This year marks the 50th anniversary of the death of TS Eliot in 1965, and so far this year I have given a number of lectures, written some papers, and even been inspired in my preaching by Eliot.
The Waste Land and Other Writings (New York: Modern Library Classics, 2002), is a collection of writings by TS Eliot. I have bought this to read the introduction by the American poet and essayist Mary Karr, ‘How to Read “The Waste Land” So It Alters Your Soul Rather Than Just Addling Your Head.’
The works by Eliot selected for this collection are ‘Prufrock and Other Observations’ (1917), ‘Poems’ (1920), ‘The Waste Land’ (1922) and ‘The Sacred Wood: Essays on Poetry and Criticism.’
‘The Waste Land’ is Eliot’s masterpiece, and one of the greatest poetic achievements of the 20th century, describing his pilgrimage of spiritual and psychological torment and redemption. In her introduction, Mary Karr sets out to dispel some of the myths about this poem’s inaccessibility and she sheds fresh light on the ways in which ‘The Waste Land’ illuminates contemporary experience.
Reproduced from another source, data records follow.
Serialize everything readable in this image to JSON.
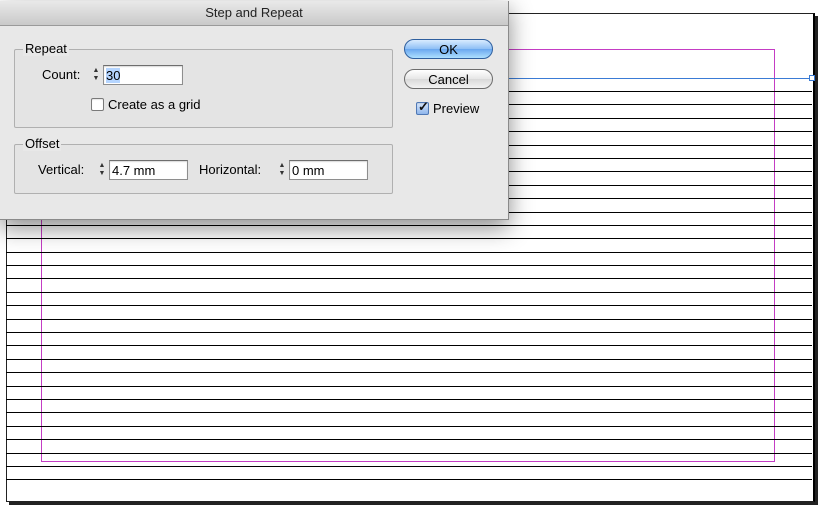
{
  "dialog": {
    "title": "Step and Repeat",
    "repeat": {
      "legend": "Repeat",
      "count_label": "Count:",
      "count_value": "30",
      "grid_label": "Create as a grid",
      "grid_checked": false
    },
    "offset": {
      "legend": "Offset",
      "vertical_label": "Vertical:",
      "vertical_value": "4.7 mm",
      "horizontal_label": "Horizontal:",
      "horizontal_value": "0 mm"
    },
    "buttons": {
      "ok": "OK",
      "cancel": "Cancel"
    },
    "preview": {
      "label": "Preview",
      "checked": true
    }
  },
  "colors": {
    "margin_guide": "#c43cc4",
    "selection": "#3a7bd5",
    "default_button": "#6aa7ef"
  },
  "icons": [
    "stepper-icon",
    "checkmark-icon",
    "selection-handle-icon"
  ]
}
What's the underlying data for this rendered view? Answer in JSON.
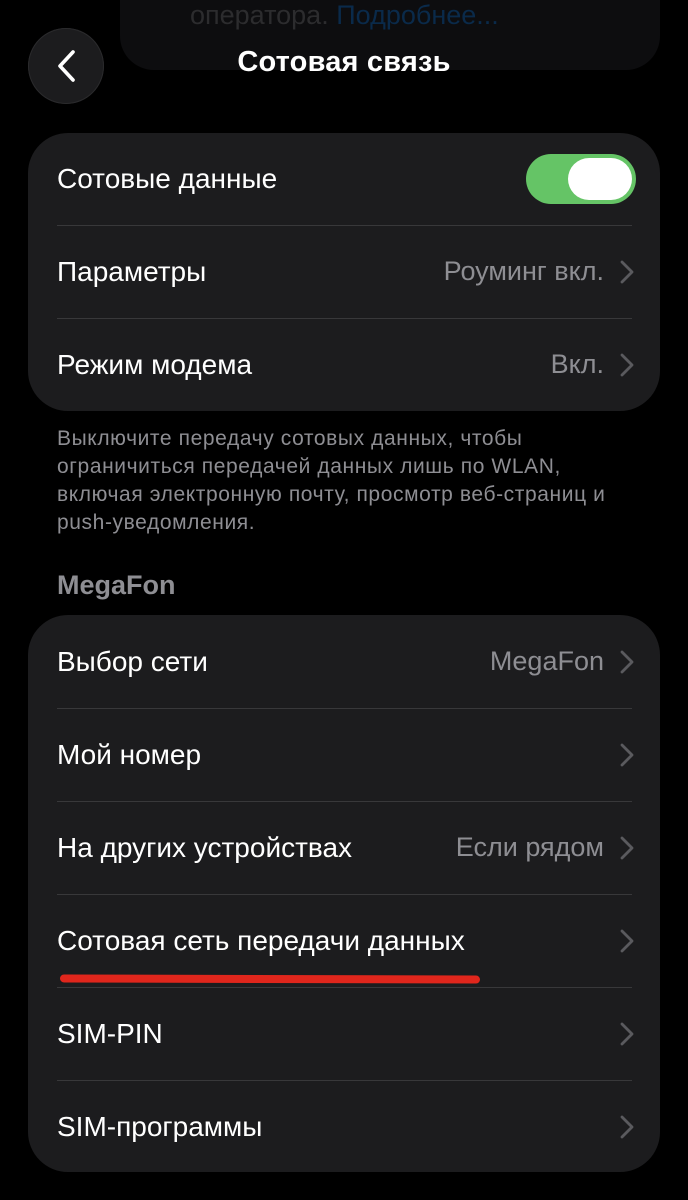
{
  "background_hint": {
    "text": "оператора.",
    "link": "Подробнее..."
  },
  "header": {
    "title": "Сотовая связь",
    "back_icon": "chevron-left-icon"
  },
  "group_main": {
    "rows": [
      {
        "label": "Сотовые данные",
        "toggle_on": true
      },
      {
        "label": "Параметры",
        "value": "Роуминг вкл."
      },
      {
        "label": "Режим модема",
        "value": "Вкл."
      }
    ]
  },
  "footnote": "Выключите передачу сотовых данных, чтобы ограничиться передачей данных лишь по WLAN, включая электронную почту, просмотр веб-страниц и push-уведомления.",
  "carrier_section": {
    "title": "MegaFon",
    "rows": [
      {
        "label": "Выбор сети",
        "value": "MegaFon"
      },
      {
        "label": "Мой номер",
        "value": ""
      },
      {
        "label": "На других устройствах",
        "value": "Если рядом"
      },
      {
        "label": "Сотовая сеть передачи данных",
        "value": ""
      },
      {
        "label": "SIM-PIN",
        "value": ""
      },
      {
        "label": "SIM-программы",
        "value": ""
      }
    ]
  },
  "colors": {
    "accent_toggle": "#65c466",
    "annotation": "#e0261c",
    "cell_background": "#1c1c1e",
    "secondary_text": "#8e8e93"
  }
}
Eliot’s criticism was almost as influential as his poetry, and this collection includes a valuable selection of some of his most important essays.
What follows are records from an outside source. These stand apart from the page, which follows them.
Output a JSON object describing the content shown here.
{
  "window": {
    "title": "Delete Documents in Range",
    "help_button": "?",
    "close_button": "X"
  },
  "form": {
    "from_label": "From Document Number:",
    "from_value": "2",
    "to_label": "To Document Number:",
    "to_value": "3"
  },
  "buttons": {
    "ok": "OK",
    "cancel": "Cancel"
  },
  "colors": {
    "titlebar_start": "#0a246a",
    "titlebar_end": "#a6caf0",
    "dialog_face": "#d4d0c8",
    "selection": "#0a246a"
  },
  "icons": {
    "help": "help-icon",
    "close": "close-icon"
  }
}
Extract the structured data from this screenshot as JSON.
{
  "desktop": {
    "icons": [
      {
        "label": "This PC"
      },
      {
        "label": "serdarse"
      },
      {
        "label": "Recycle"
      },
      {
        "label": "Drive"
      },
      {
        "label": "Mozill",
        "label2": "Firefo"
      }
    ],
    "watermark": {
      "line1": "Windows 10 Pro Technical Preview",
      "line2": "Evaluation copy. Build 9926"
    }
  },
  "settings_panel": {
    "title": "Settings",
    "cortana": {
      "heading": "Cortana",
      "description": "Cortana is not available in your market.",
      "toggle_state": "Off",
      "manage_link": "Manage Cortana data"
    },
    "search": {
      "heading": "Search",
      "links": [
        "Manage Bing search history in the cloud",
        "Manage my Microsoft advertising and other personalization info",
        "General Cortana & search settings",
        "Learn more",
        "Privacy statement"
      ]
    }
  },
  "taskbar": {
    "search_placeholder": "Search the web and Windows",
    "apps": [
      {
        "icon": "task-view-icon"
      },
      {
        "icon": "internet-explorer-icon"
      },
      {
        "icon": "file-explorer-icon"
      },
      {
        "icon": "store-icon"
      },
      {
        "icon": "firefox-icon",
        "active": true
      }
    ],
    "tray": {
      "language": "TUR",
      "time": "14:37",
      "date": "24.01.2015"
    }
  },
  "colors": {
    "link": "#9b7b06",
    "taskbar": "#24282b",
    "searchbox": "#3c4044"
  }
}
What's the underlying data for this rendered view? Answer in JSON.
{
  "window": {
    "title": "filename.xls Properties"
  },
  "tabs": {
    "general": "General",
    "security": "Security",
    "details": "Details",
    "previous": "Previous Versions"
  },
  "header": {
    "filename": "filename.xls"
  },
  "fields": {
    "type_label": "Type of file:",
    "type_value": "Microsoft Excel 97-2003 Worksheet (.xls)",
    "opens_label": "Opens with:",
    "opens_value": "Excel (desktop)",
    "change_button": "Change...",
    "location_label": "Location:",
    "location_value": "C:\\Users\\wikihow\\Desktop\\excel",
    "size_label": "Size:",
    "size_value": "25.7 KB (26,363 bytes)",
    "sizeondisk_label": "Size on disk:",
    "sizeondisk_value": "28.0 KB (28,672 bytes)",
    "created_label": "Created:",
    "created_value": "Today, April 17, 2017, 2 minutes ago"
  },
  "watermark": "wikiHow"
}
My third purchase in Hodges Figgis yesterday afternoon was Diarmaid MacCulloch’s Reformation, Europe’s House Divided 1490-1700) (Penguin 2004).
Diarmaid MacCulloch is Professor of the History of the Church at Oxford University, and is regarded as the pre-eminent scholar and historian of our time on the Reformation and Counter-Reformation in European history. His biography of Thomas Cranmer: A Life (1996) won the Whitbread Biography Prize, the James Tait Black Prize and the Duff Cooper Prize. He is also the author of A History of Christianity: The First Three Thousand Years.
This history of the Reformation received the British Academy Book Prize in 2004 and the Wolfson Prize for History. Here Diarmaid MacCulloch sets out to chart a seismic shift in European culture that tore the western world apart and marked the beginning of the modern world.
He re-creates the religious battles of priests, monarchs, scholars and politicians, from the Martin Luther nailing his Theses to the door of the church in Wittenburg to the radical Ignatius of Loyola, founder of the Jesuits, from Archbishop Thomas Cranmer of Canterbury, martyred for his reforms, to the ambitious Philip II of Spain, unwavering in his campaign against Europe’s “heretics.”
He weaves together the many strands of the Reformation and the Counter-Reformation, ranging widely across Europe and even to the new world, and reveals how these upheavals affected everyday lives – overturning ideas of love, sex, death and the supernatural, and shaping the modern age.
Blair Worden wrote in the Sunday Telegraph: “From politics to witchcraft, from the liturgy to sex; the sweep of European history covered here is breathtakingly panoramic. This is a model work of history.”
James Boswell, in his biography of Dr Johnson, recalls how the saintly Lichfield writer once advised him “to have as many books about me as I could; that I might read upon any subject upon which I had a desire for instruction at the time.”
Johnson told Boswell "What you have read then you will remember; but if you have not a book immediately ready, and the subject moulds in your mind, it is a chance if you again have a desire to study it.” He added: “If a man never has an eager desire for instruction, he should prescribe a task for himself. But it is better if a man reads from immediate inclination.”
My B12 injection was much needed in advance of my return flight to Birmingham and visit to Lichfield on Saturday [30 May 2015]. Now I am well stocked up with B12 level and with reading material, and I plan to take Mary Karr’s introduction to ‘The Waste Land’ with me to read on the flights at the weekend.